Mary Olive Thomas Demonstration Forest
Star Gaze 2008

Forest Ecology Preserve Star Gaze
January 12, 2008

At the invitation of Jennifer Lolley, administrator of the Forest Ecology Preserve in Auburn, we helped share the night sky with an estimated 200+ visitors who braved the January cold to enjoy the experience.  Representing AAS were:

  • Mike Holley, CPC 1100 SCT
  • Russell Whigham, C-11 SCT
  • Alan and Susie Cook, 10-inch Meade LX-50 SCT
  • Allen Screws, the AAS 8-inch Dobsonian 
  • William and Olivia Baugh, 18-inch StarMaster Dobsonian
  • Rhon and Joyce Jenkins 
  • Jeff Louge and Erika Lefever 
  • Frank Ward
The event was held on the grounds of the Mary Olive Thomas Demonstration Forest, located on Moore’s Mill Road.  Jennifer had astronomical exhibits set up under the pavilion along with patio heaters as warming stations.  Snacks provided for the guests included coffee, hot cocoa, Rocket juice (Kool-Aid), Milky Ways and Moon Pies, and Starbursts.  She also had red lens filters for the visitors’ flashlights.

For most of the afternoon the skies were overcast.  We went with the Clear Sky Clock prediction of clearing by 8:00.  By 5:00PM as we began setting up the telescopes, we could see breaks in the clouds and were rewarded with mostly clear skies by 7:30.

Promptly at 7:00PM, the program began with a welcome by Jennifer followed by an overview of the evening’s activities.  She then introduced AAS president, Rhon Jenkins, who in turn introduced the AAS members who brought their telescopes.  Rhon then went on to explain how the telescope enables us to see small and faint objects in the night sky, using the AAS 8-inch loaned scope in the demonstration.  At the conclusion of Rhon’s talk, the visitors headed out into the darkness.

Out on the observing field, Jennifer siphoned off some of the group for a constellation recognition presentation using her green laser pointer, while other visitors queued up behind the telescopes.  The  four-day-old Moon, Uranus, and Pallas, had slipped behind the pine trees, and Comet Tuttle was hazed out by the time the visitors approached the scopes, but with the Moon out of the way, the prospects of the winter deep-sky objects were suddenly an option.  Guests were treated to views of Mars, the Orion Nebula, open clusters M-35, M-41, M-46, M-47, and the Andromeda Galaxy.
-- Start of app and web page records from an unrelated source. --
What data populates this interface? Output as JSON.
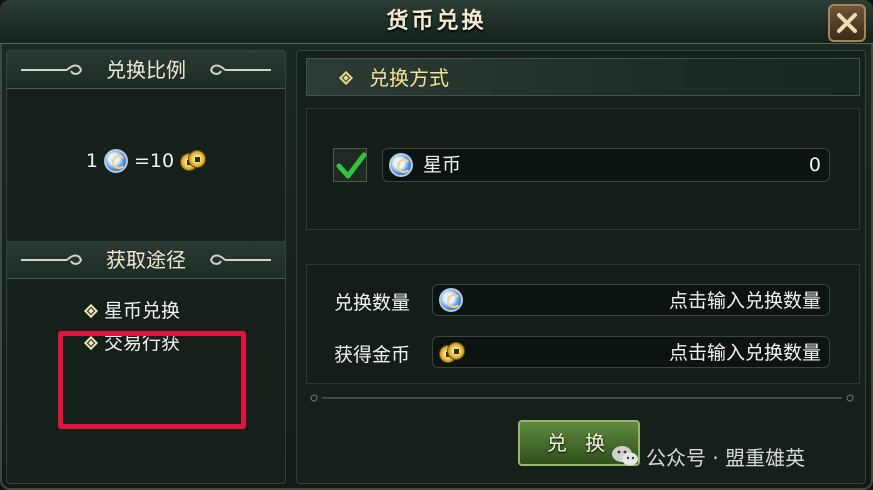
{
  "window": {
    "title": "货币兑换",
    "close_icon": "close-icon"
  },
  "left": {
    "ratio_header": "兑换比例",
    "ratio": {
      "left_amount": "1",
      "equals_text": "=10",
      "left_icon": "star-coin-icon",
      "right_icon": "gold-coin-icon"
    },
    "routes_header": "获取途径",
    "routes": [
      "星币兑换",
      "交易行获"
    ]
  },
  "right": {
    "method_header": "兑换方式",
    "method_option": {
      "checked": true,
      "currency_name": "星币",
      "balance": "0"
    },
    "quantity_label": "兑换数量",
    "quantity_placeholder": "点击输入兑换数量",
    "gold_label": "获得金币",
    "gold_placeholder": "点击输入兑换数量",
    "convert_button": "兑 换"
  },
  "watermark": {
    "text": "公众号 · 盟重雄英"
  },
  "colors": {
    "highlight": "#e0143c",
    "accent_gold": "#f4e29a",
    "check_green": "#35c23c"
  }
}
Thanks to Jennifer Lolley and AAS event coordinator, Rhon Jenkins, for his work to make this happen.